We have a vital mission as married couples! Our marriages are not simply for our own good. Our marriages, as St. Paul says, are intended to make the love of Christ for his bride the Church visible in the world. Our love makes the love of the persons in the Trinity itself more visible. Our marriages are intended to serve others: our children, our neighborhoods, our local churches, and others in need. What can that look like? What did it look like in the early church?
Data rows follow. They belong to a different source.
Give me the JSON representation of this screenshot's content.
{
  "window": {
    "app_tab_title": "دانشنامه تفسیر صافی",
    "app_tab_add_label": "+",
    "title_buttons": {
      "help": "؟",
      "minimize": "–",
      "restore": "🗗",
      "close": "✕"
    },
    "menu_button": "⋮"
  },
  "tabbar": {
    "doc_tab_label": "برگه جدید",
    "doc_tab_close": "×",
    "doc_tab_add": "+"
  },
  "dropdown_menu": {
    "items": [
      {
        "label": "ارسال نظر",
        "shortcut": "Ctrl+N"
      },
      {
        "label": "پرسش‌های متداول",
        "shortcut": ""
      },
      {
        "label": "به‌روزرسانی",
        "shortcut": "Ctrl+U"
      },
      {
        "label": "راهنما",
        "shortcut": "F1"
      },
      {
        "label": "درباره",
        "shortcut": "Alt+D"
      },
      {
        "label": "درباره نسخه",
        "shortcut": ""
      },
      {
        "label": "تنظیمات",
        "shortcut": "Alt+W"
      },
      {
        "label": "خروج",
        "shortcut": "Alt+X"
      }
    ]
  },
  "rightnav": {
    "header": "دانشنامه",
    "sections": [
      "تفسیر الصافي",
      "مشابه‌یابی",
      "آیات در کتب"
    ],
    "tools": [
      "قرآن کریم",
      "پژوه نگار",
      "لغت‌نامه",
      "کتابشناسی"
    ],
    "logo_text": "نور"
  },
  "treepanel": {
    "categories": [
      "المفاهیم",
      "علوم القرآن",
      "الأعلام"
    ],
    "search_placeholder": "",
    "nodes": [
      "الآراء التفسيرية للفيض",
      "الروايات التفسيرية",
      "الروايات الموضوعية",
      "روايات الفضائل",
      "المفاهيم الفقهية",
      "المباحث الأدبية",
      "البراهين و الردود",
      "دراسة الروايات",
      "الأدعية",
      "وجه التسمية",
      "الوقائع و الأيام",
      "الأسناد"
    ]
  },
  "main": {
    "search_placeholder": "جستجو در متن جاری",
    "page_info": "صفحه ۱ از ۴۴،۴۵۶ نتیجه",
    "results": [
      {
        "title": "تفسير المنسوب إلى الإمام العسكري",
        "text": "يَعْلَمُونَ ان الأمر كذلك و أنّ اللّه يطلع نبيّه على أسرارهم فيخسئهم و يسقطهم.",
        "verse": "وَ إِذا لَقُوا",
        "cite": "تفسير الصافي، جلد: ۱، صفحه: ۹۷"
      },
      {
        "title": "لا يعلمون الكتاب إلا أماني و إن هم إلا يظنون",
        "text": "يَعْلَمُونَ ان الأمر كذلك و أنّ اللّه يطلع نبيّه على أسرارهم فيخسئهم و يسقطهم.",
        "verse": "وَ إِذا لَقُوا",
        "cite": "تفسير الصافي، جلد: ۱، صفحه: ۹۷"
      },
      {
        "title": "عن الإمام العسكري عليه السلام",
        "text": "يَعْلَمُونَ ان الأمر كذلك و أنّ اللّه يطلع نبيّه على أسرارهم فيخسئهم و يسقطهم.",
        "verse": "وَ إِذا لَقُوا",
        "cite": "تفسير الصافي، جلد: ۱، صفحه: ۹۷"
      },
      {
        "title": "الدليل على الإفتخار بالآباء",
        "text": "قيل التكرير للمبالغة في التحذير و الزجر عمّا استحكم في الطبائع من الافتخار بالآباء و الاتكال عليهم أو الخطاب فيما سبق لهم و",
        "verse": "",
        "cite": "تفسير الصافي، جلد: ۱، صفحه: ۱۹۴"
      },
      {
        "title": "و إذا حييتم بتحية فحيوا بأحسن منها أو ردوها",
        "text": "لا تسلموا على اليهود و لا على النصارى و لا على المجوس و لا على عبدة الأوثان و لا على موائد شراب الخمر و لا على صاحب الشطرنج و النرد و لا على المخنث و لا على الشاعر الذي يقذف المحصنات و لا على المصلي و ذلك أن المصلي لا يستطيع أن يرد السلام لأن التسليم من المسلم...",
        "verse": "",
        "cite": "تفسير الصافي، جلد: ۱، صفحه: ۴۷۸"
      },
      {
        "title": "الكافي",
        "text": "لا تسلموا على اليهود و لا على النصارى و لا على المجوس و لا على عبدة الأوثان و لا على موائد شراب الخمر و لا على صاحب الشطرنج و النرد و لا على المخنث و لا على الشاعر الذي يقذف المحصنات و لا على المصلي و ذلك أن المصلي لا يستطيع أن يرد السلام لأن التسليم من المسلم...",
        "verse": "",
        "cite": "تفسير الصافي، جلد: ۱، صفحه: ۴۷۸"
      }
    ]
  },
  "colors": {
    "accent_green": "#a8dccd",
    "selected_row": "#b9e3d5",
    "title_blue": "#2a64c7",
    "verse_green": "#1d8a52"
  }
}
Christians presented to the world a new way to live human life, and a new family model that became one of the principal factors in evangelization. A second-century Christian wrote a letter to someone called Diognetus. In it, he says that the Christians “marry as everyone else does and have children, but they do not abandon the newborns; they have a common table, but not a common bed” (V:6–7). In his Apology, Justin Martyr, an early Christian apologist and philosopher, reminded the emperors that they multiplied the laws about the family, which proved to be incapable of stopping its collapse. He then invited them to come to see Christian families, and promised that they would be convinced that Christians were Rome’s better allies in the reform of society, not her enemies.
But it wasn’t just family life that was different. Two devastating epidemics hit the Roman Empire. One lasted from AD 165 until AD 180, and another occurred in AD 251. The first plague, which killed between a quarter and a third of the population, was possibly smallpox; the second, equally as devastating, may have been measles.
Imagine being in a city stinking of death, piles of dead bodies all around, homes abandoned, the sick left to fend for themselves. All around you, your family and friends are dropping. You can never be sure if or when you will fall sick too. Your priests have confessed ignorance about what the gods are doing; your philosophers are of no help either. Your most famous physician is coping with the epidemic by leaving Rome and hiding out at his country estate.
But Christians have hope. And they have love. They do not appear to fear; rather, they act as if giving their life for the sake of caring for their sick brethren is the equivalent of martyrdom. Many of them die as they live out Matthew 25:34–40. But because they give basic nursing care to the sick, both their own people and their pagan neighbors, many of the sick recover!
Conscientious nursing care, as simple as providing food and water, cut the mortality rate of these plagues by at least two-thirds. Although many Christians died, the believers survived at a much higher rate than their pagan neighbors. And their pagan neighbors survived at a much higher rate than those who did not have Christian neighbors or relatives. The Christians did not fear death because they believed in the resurrection. They put into practice our Lord’s command to love one another.
. An apology is an explanation or defense of the Christian life usually in response to persecution. This letter dates from the second or third century. Both the author and the recipient are unknown.
. For further discussion see Cardinal Reniero Cantalamessa’s 5th Lenten homily: “The Armor of Light.” Cantalamessa's 5th Lenten homily: The armor of light (aleteia.org). downloaded 9/2/2022.